Since students are continuously online either researching for papers or projects, the online newspaper has become great resource for those who would never take the time to read the print copy of a newspaper or pay the small fee.
In fact, some may even find the online editions of newspapers easier since they do not have to deal with searching for stories.
The papers allow people to read the news without rustling through papers, mixing up the sports pages with the world news section pages.
Now the New York Times has made their online edition even better by allowing readers to search archives for free.
Archives for the New York Times would normally cost $3.95 for a single article, but now all articles from 1981 to the present are free.
Any articles written before 1981 still cost money to view.
But even those give the first several paragraphs of the article to give readers an idea of what the article is about.
From there, readers can decide whether they want to buy it or not.
They may even get the information they need from the snippet given.
Already one of the more prestigious newspapers, this will only set the New York Times on top.
The Los Angeles Times gives snippets for free, but charges $3.95 for the full article.
This is for any article found under the archives section.
Even though readers do have to pay for articles written before 1981, there is less of a possibility that people will need to find articles from that far back.
Archives can be helpful for remembering information about past events, research, etc.
Unfortunately, some Web sites give false information and it is hard to tell whether the information given is factual or not.

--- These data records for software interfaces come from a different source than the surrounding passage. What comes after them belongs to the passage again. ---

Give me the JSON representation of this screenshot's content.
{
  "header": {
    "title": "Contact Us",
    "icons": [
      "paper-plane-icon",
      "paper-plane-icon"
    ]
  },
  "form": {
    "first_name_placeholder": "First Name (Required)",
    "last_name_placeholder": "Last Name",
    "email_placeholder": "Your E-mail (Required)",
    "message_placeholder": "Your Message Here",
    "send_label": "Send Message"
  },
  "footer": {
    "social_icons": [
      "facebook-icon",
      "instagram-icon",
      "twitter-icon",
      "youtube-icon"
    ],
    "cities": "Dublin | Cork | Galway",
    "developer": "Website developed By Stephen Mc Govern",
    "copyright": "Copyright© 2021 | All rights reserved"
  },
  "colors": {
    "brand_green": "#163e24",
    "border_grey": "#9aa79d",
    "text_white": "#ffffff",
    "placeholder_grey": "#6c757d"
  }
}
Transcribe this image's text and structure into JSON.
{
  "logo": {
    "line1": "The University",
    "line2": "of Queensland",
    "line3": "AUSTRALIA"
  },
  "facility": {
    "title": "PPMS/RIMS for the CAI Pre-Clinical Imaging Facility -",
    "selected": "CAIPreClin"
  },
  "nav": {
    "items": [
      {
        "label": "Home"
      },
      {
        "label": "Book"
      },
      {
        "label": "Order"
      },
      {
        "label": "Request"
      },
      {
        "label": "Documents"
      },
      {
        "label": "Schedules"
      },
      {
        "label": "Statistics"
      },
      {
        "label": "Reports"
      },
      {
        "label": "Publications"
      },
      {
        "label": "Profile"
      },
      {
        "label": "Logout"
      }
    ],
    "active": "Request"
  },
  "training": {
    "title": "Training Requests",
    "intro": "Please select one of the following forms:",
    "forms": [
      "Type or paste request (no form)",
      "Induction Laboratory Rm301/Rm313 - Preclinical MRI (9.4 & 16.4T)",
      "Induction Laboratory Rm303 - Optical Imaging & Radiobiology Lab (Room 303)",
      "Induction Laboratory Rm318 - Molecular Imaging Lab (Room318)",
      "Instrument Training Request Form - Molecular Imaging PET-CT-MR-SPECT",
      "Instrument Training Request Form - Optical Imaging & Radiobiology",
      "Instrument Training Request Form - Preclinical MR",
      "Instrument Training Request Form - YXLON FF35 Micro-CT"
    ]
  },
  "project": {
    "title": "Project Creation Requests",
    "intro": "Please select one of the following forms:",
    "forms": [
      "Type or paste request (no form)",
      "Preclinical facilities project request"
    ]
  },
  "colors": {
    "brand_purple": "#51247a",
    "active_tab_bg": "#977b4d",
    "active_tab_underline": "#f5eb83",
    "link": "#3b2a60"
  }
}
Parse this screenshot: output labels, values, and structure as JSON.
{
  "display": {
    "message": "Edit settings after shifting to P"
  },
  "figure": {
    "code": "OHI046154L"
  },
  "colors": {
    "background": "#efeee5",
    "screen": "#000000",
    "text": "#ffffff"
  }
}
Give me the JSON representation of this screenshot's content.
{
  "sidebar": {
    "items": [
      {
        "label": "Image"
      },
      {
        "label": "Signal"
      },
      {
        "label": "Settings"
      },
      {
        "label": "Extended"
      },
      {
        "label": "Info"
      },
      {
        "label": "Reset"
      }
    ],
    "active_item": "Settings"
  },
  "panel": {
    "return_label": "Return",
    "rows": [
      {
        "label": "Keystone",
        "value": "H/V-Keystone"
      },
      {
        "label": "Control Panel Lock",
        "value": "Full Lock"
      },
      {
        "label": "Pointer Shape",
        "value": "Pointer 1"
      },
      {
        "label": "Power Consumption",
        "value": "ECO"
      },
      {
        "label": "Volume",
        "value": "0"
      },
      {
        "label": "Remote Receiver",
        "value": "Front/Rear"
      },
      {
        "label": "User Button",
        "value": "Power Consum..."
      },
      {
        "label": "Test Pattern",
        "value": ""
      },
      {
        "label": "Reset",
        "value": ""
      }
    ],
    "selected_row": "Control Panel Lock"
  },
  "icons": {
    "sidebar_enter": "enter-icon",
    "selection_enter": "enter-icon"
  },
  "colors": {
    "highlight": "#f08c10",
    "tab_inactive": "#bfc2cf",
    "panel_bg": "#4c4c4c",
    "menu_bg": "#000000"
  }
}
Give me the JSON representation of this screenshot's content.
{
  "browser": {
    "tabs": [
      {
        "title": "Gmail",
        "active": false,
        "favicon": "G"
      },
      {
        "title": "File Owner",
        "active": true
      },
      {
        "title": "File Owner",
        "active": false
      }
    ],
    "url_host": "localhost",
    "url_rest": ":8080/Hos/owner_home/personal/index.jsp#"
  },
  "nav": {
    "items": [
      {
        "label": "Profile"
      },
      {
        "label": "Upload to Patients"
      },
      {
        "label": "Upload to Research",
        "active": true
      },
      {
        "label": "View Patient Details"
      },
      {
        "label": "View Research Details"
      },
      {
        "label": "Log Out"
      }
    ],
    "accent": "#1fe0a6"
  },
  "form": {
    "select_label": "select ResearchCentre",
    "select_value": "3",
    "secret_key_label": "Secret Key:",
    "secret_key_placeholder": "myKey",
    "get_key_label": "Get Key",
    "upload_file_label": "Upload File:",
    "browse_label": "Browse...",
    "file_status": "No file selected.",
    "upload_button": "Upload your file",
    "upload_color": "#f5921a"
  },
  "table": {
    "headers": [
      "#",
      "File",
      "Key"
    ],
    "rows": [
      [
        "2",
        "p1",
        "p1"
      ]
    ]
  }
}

It is useful to find information in the newspaper so that it can be compared to the information found elsewhere.
The New York Times has been making researching easier for students.
The archive search tool is located at the top of the page, instead of on the side bar, making it easier to find.
Enter the headline, author or keyword into the box, select the tie span for which the article would be in and press search.
It searches for that information in that limited about of time, so that the desired article can be found faster.
Archives are a prized part possession in the educational world.
This knowledge should be open to the public to view, without anyone having to spend money.
They tell about the past and remind people what happened without having to go through the hassle of searching for the truth in a history book.
Libraries have archives that are opened to the public, so newspaper archives should be as well.
These archives are important for students because they still hold valuable information about events or people that may have changed over time. It’s essential to have these references available for research and comparison.
Print editions are still important, but there’s a variety of information that can be gained through these past articles. Stories of the past have so much to teach everyone, students and more, so why do newspapers need to keep this information all to themselves?
It’s not like students can walk to their local news stand or to the Los Angeles Times office and request an archive.
Knowledge should never have to cost money.
Almost the entire database of information has been opened up to everyone.
This may cause competition among newspapers to make their archives better accessible. Looks like the New York Times is ahead of the game right now.